*Problem to solve:*
Where the listing shows an image, skip it and output all other material unchanged.

[[ Records for the exercise, beginning ]]

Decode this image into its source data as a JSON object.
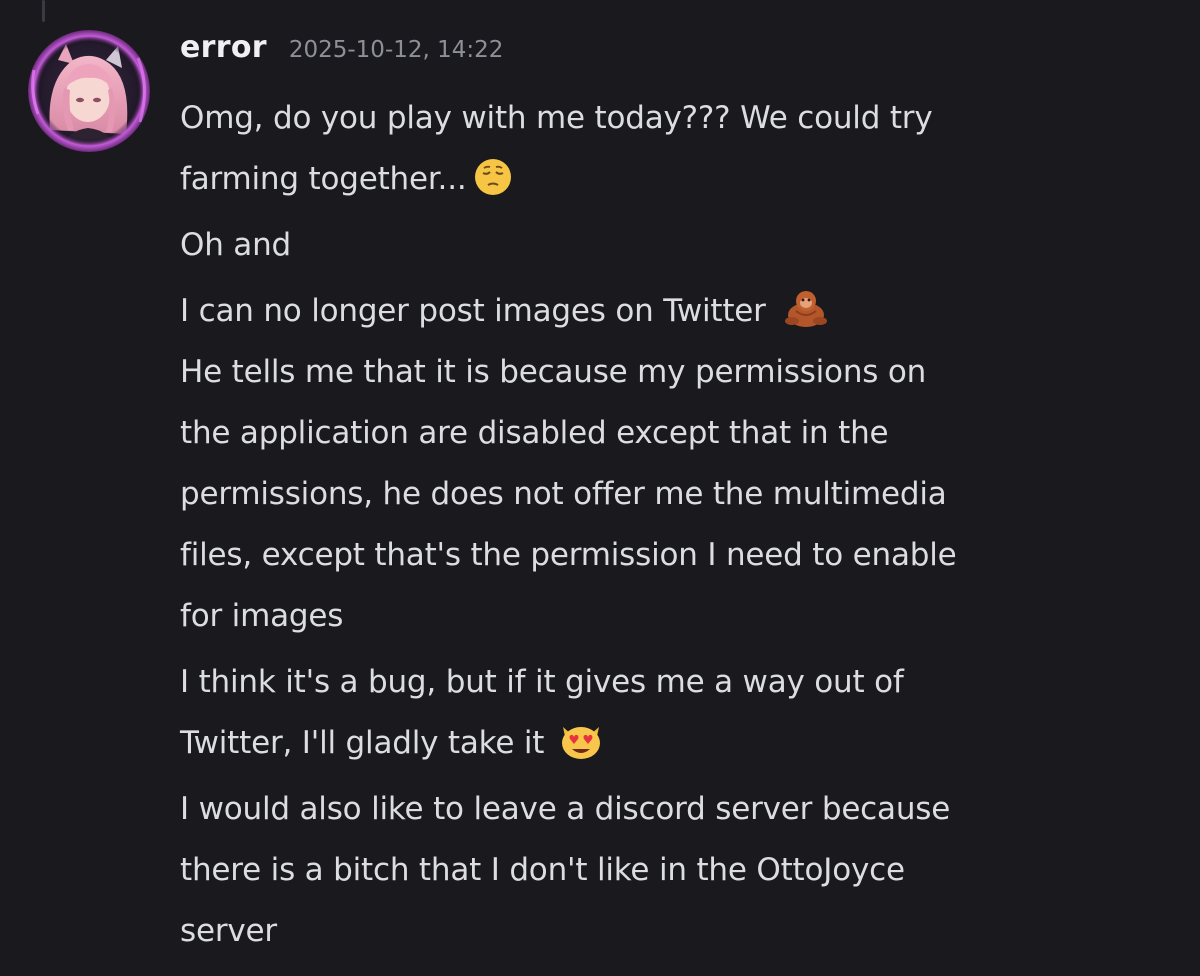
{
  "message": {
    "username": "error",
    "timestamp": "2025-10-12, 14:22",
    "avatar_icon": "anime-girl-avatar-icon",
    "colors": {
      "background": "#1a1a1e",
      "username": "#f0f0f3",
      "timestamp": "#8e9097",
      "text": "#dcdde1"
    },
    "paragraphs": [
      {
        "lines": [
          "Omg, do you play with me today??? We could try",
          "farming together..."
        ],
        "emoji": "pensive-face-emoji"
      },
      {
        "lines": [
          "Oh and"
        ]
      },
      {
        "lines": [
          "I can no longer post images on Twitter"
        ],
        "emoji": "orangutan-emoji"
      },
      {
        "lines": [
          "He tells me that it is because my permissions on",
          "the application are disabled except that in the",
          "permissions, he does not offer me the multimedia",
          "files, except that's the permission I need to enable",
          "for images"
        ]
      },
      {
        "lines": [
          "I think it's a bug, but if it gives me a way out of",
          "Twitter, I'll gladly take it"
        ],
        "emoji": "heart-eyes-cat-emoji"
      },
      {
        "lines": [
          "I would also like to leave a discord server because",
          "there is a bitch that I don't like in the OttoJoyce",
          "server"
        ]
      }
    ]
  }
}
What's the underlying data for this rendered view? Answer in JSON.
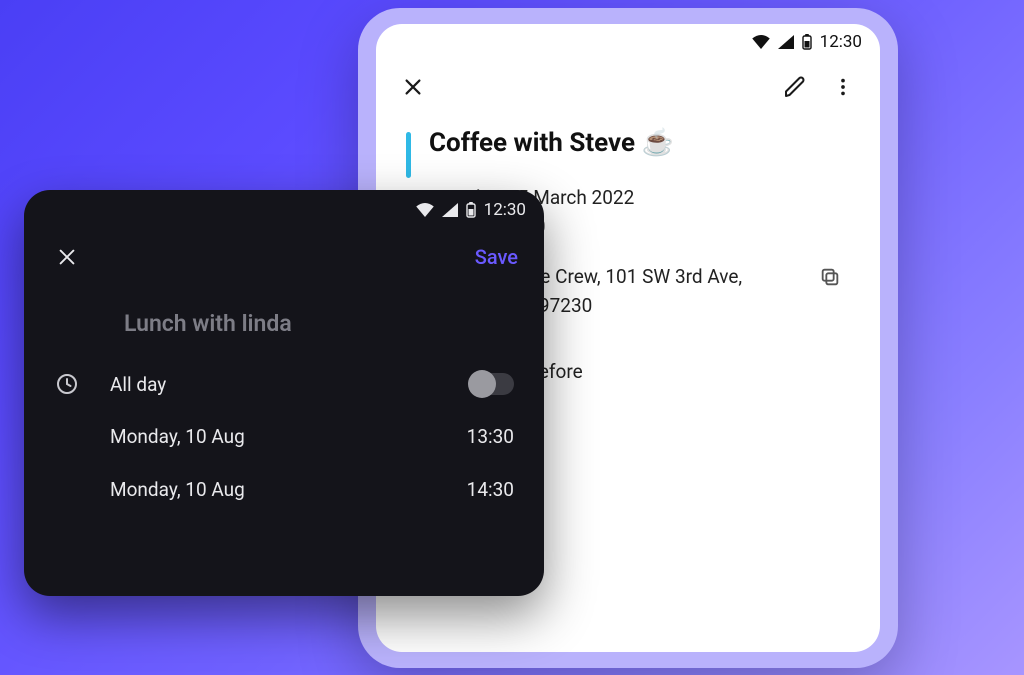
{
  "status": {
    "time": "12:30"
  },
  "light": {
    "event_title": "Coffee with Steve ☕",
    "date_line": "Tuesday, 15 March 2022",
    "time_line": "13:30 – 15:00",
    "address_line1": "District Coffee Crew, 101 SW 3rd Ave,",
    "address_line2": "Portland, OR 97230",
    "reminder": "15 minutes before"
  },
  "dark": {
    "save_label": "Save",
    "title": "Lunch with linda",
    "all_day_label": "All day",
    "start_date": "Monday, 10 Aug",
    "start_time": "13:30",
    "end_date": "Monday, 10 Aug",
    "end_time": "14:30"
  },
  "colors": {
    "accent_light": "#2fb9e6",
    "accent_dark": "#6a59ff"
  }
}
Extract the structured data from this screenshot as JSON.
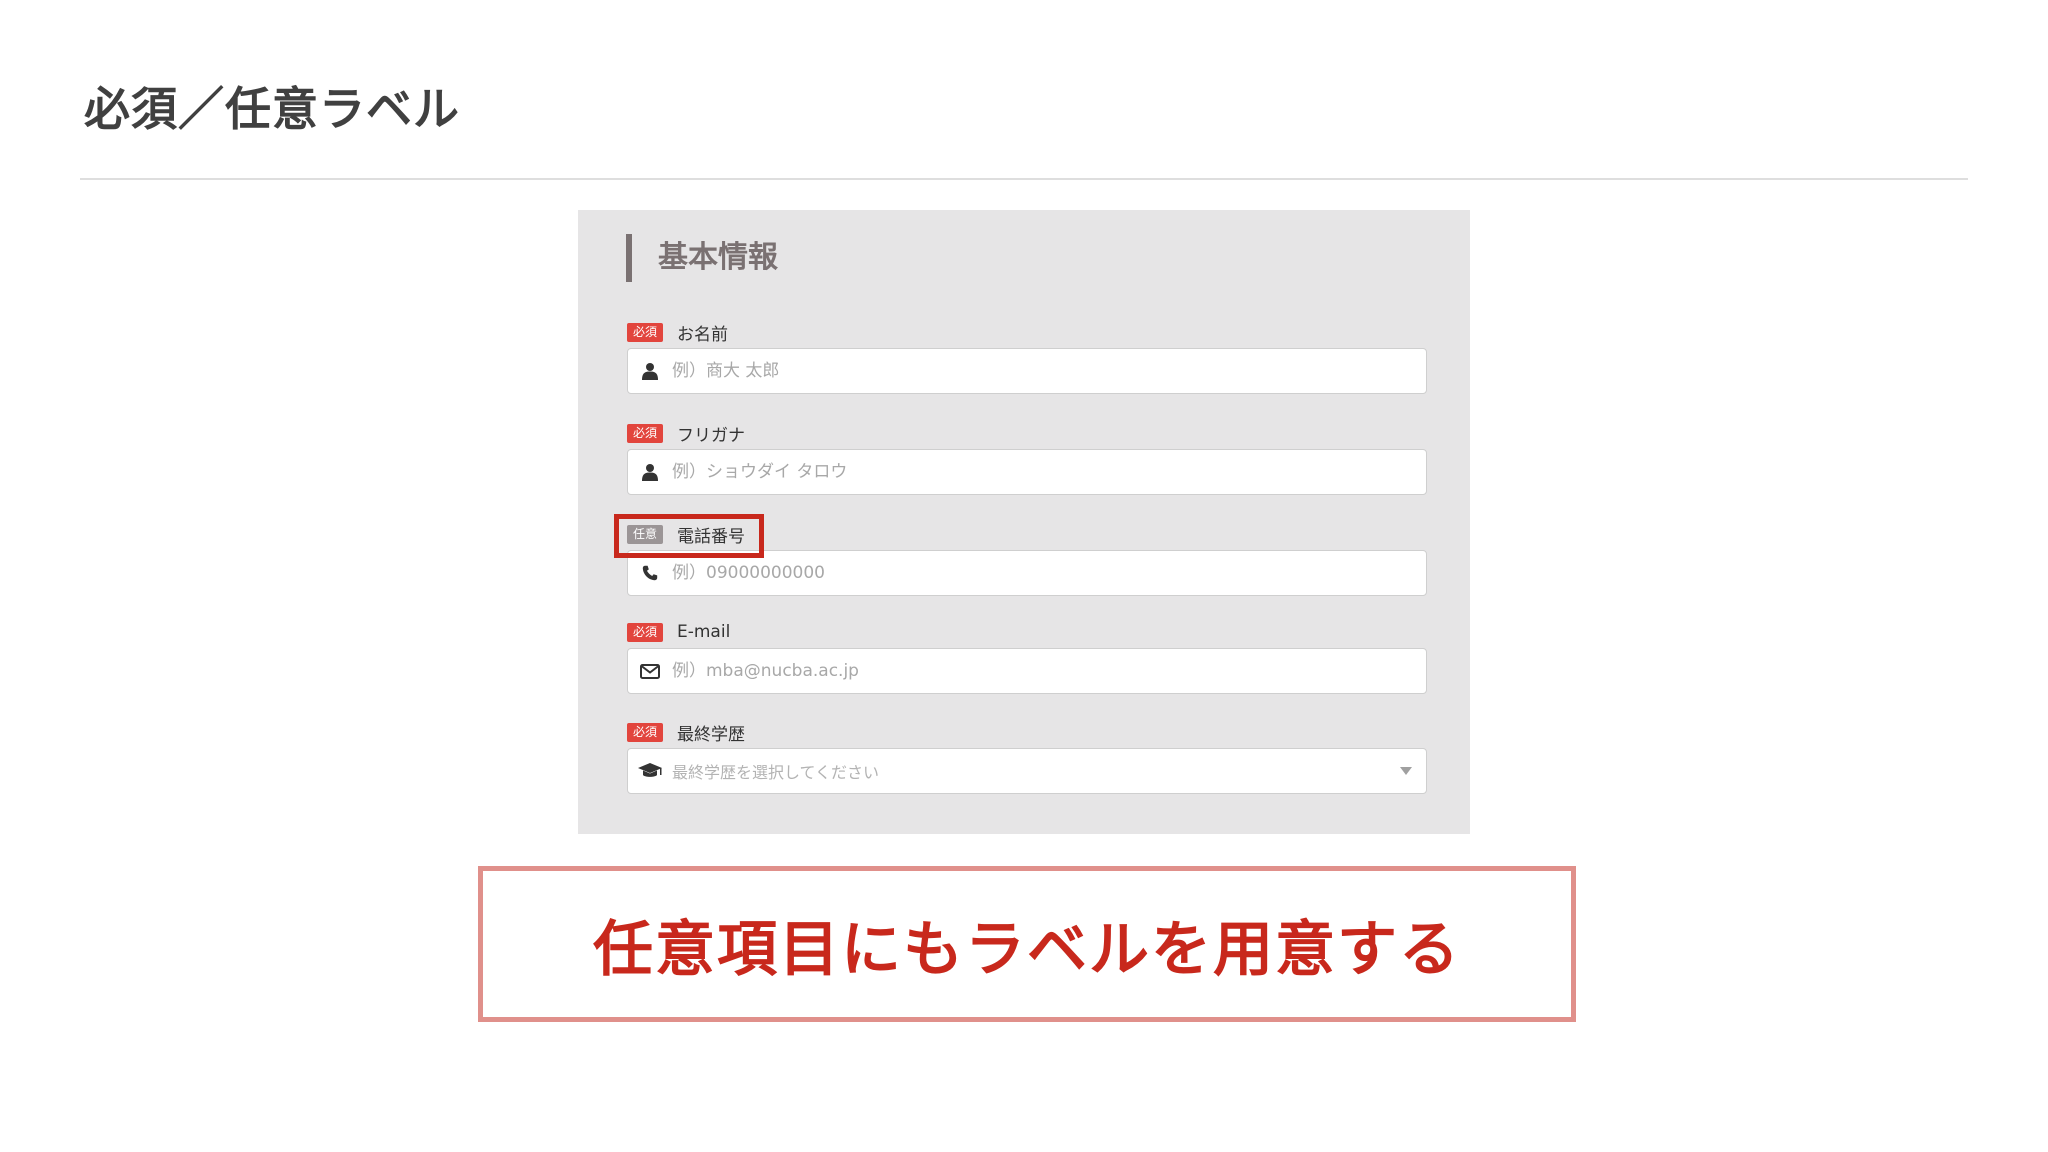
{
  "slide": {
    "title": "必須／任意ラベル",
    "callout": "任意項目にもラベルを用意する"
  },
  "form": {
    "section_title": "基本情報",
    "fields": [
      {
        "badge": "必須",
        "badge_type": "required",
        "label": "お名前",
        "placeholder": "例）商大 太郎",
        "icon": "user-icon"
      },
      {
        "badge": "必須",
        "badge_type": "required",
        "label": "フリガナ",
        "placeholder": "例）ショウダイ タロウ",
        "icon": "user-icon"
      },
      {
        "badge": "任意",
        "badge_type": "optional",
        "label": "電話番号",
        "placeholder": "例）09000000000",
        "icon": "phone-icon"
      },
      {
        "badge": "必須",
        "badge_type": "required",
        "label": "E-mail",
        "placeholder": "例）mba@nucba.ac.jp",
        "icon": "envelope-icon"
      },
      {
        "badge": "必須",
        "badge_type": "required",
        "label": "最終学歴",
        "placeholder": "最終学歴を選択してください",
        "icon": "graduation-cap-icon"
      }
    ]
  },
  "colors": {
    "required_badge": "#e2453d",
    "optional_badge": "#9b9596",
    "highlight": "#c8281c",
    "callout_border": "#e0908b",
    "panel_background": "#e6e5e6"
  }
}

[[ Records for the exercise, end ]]

*Written response:*
Decode this image into its source data as a JSON object.
{
  "message": {
    "username": "error",
    "timestamp": "2025-10-12, 14:22",
    "avatar_icon": "anime-girl-avatar-icon",
    "colors": {
      "background": "#1a1a1e",
      "username": "#f0f0f3",
      "timestamp": "#8e9097",
      "text": "#dcdde1"
    },
    "paragraphs": [
      {
        "lines": [
          "Omg, do you play with me today??? We could try",
          "farming together..."
        ],
        "emoji": "pensive-face-emoji"
      },
      {
        "lines": [
          "Oh and"
        ]
      },
      {
        "lines": [
          "I can no longer post images on Twitter"
        ],
        "emoji": "orangutan-emoji"
      },
      {
        "lines": [
          "He tells me that it is because my permissions on",
          "the application are disabled except that in the",
          "permissions, he does not offer me the multimedia",
          "files, except that's the permission I need to enable",
          "for images"
        ]
      },
      {
        "lines": [
          "I think it's a bug, but if it gives me a way out of",
          "Twitter, I'll gladly take it"
        ],
        "emoji": "heart-eyes-cat-emoji"
      },
      {
        "lines": [
          "I would also like to leave a discord server because",
          "there is a bitch that I don't like in the OttoJoyce",
          "server"
        ]
      }
    ]
  }
}
What's the underlying data for this rendered view? Answer in JSON.
{
  "status": {
    "time": "12:30"
  },
  "light": {
    "event_title": "Coffee with Steve ☕",
    "date_line": "Tuesday, 15 March 2022",
    "time_line": "13:30 – 15:00",
    "address_line1": "District Coffee Crew, 101 SW 3rd Ave,",
    "address_line2": "Portland, OR 97230",
    "reminder": "15 minutes before"
  },
  "dark": {
    "save_label": "Save",
    "title": "Lunch with linda",
    "all_day_label": "All day",
    "start_date": "Monday, 10 Aug",
    "start_time": "13:30",
    "end_date": "Monday, 10 Aug",
    "end_time": "14:30"
  },
  "colors": {
    "accent_light": "#2fb9e6",
    "accent_dark": "#6a59ff"
  }
}
Extract the structured data from this screenshot as JSON.
{
  "slide": {
    "title": "必須／任意ラベル",
    "callout": "任意項目にもラベルを用意する"
  },
  "form": {
    "section_title": "基本情報",
    "fields": [
      {
        "badge": "必須",
        "badge_type": "required",
        "label": "お名前",
        "placeholder": "例）商大 太郎",
        "icon": "user-icon"
      },
      {
        "badge": "必須",
        "badge_type": "required",
        "label": "フリガナ",
        "placeholder": "例）ショウダイ タロウ",
        "icon": "user-icon"
      },
      {
        "badge": "任意",
        "badge_type": "optional",
        "label": "電話番号",
        "placeholder": "例）09000000000",
        "icon": "phone-icon"
      },
      {
        "badge": "必須",
        "badge_type": "required",
        "label": "E-mail",
        "placeholder": "例）mba@nucba.ac.jp",
        "icon": "envelope-icon"
      },
      {
        "badge": "必須",
        "badge_type": "required",
        "label": "最終学歴",
        "placeholder": "最終学歴を選択してください",
        "icon": "graduation-cap-icon"
      }
    ]
  },
  "colors": {
    "required_badge": "#e2453d",
    "optional_badge": "#9b9596",
    "highlight": "#c8281c",
    "callout_border": "#e0908b",
    "panel_background": "#e6e5e6"
  }
}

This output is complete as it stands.